Enigmatic pygmies - our latest featured iSeahorse observation

By Kately Nikiforuk

For a miniscule fish, Pontoh’s pygmy seahorse, our species du jour, has caused disproportionately hefty levels of confusion. Thanks to iSeahorse user tantsusoo for a stunning and thought-provoking picture from Raja Amput, Indonesia!

Hippocampus pontohi , in Raja Ampat, Indonesia. Photo by tansusoo on iSeahorse

Hippocampus pontohi, in Raja Ampat, Indonesia. Photo by tansusoo on iSeahorse

So, what’s odd about this observation? Well, the taxonomy surrounding pygmy seahorses is still a tad fuzzy, which makes them hard to concretely identify. Originally, the photographer suggested that this individual was H. pontohi, but, a day later, wondered if perhaps it was a closely related, similar-looking species instead - Coleman’s pygmy seahorse, H. colemani. Project Seahorse wasn’t sure either, so we consulted with Dr. Richard Smith, our pygmy seahorse expert.

Dr. Smith’s verdict was Pontoh’s pygmy - thus far, Coleman’s pygmy has only been found at Lord Howe Island, a remote volcanic crater rim east of Australia, and tantsusoo’s observation was in Indonesia. However, that doesn’t necessarily mean Coleman’s don’t live elsewhere - considering how long it took to discover the mere existence of pygmy seahorses, it wouldn’t be overly surprising if they’re hiding in other habitats. That being said, Lord Howe Island is a hotspot for endemic species, so maybe Coleman’s truly is found nowhere else on earth.  

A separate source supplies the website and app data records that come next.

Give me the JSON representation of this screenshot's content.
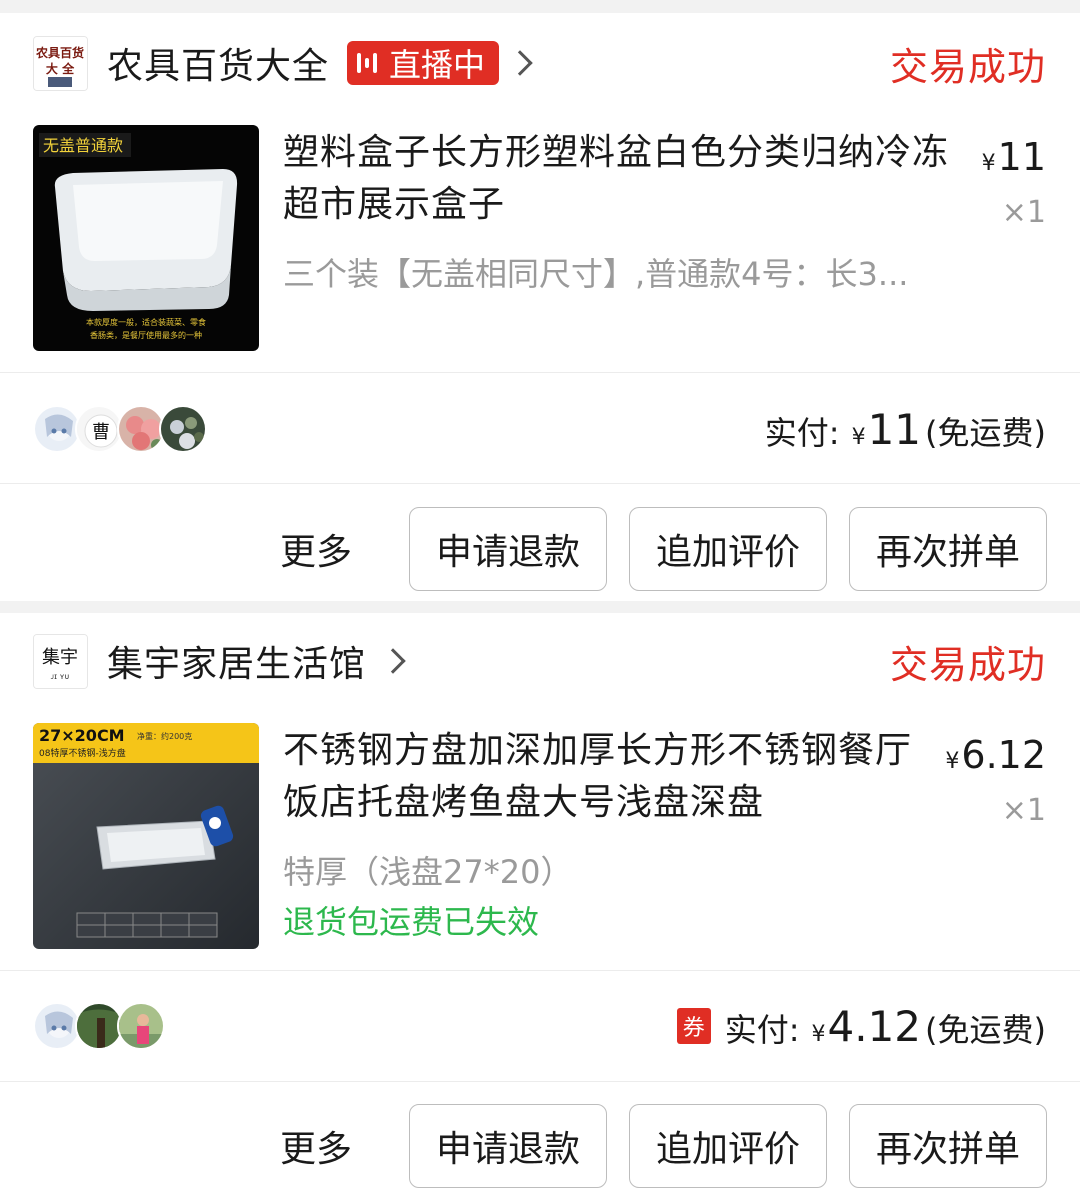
{
  "orders": [
    {
      "shop_name": "农具百货大全",
      "shop_logo_text": "农具百货大全",
      "live_label": "直播中",
      "status": "交易成功",
      "product_title": "塑料盒子长方形塑料盆白色分类归纳冷冻超市展示盒子",
      "thumb_tag": "无盖普通款",
      "spec": "三个装【无盖相同尺寸】,普通款4号：长3...",
      "price": "11",
      "currency": "¥",
      "qty": "×1",
      "paid_label": "实付:",
      "paid_amount": "11",
      "shipping": "(免运费)",
      "more": "更多",
      "btn_refund": "申请退款",
      "btn_review": "追加评价",
      "btn_reorder": "再次拼单"
    },
    {
      "shop_name": "集宇家居生活馆",
      "shop_logo_text": "集宇",
      "status": "交易成功",
      "product_title": "不锈钢方盘加深加厚长方形不锈钢餐厅饭店托盘烤鱼盘大号浅盘深盘",
      "thumb_size": "27×20CM",
      "thumb_sub": "08特厚不锈钢-浅方盘",
      "thumb_weight": "净重：约200克",
      "spec": "特厚（浅盘27*20）",
      "notice": "退货包运费已失效",
      "price": "6.12",
      "currency": "¥",
      "qty": "×1",
      "coupon": "券",
      "paid_label": "实付:",
      "paid_amount": "4.12",
      "shipping": "(免运费)",
      "more": "更多",
      "btn_refund": "申请退款",
      "btn_review": "追加评价",
      "btn_reorder": "再次拼单"
    }
  ]
}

To complicate matters further, it is entirely possible that H. pontohi and H. colemani are actually the same species! If Pontoh’s and Coleman’s were clumped together, it wouldn’t be the first time for H. pontohi. Severn’s pygmies and Pontoh’s pygmies were once considered two species that were very similar, except that one was brown and the other was white. H. pontohi and H. severnsi were regarded as separate largely because these colour variants were not sex-based, and the two types weren’t seen together - both phenomena can be a tell-tale clue that speciation (formation of new and distinct species in the course of evolution) has taken place.

These days, what used to be H. severnsi is just a colour morph of H. pontohi, after their DNA was sequenced and they were found to be identical. Now, if only we could do that with Pontoh’s pygmy and Coleman’s pygmy! DNA sequencing is a handy forensic tool when solving species mysteries, but we simply don’t know enough yet to crack this particular case. There are currently no Coleman’s pygmy seahorse pictures on iSeahorse, and our pygmy seahorse expert, Dr. Richard Smith, is yet to even see one in the wild.

Dr. Smith is in Lord Howe in February though, so fins crossed that he’ll find some H. colemani! We’ll keep you posted!

Check out Dr. Richard Smith’s website:
http://oceanrealmimages.com/pygmy-seahorses/species/

Learn more about Pontoh’s pygmy seahorses:
https://www.iucnredlist.org/species/107261198/54909454

Learn more about Coleman’s pygmy seahorses:
https://www.iucnredlist.org/species/47728602/47736420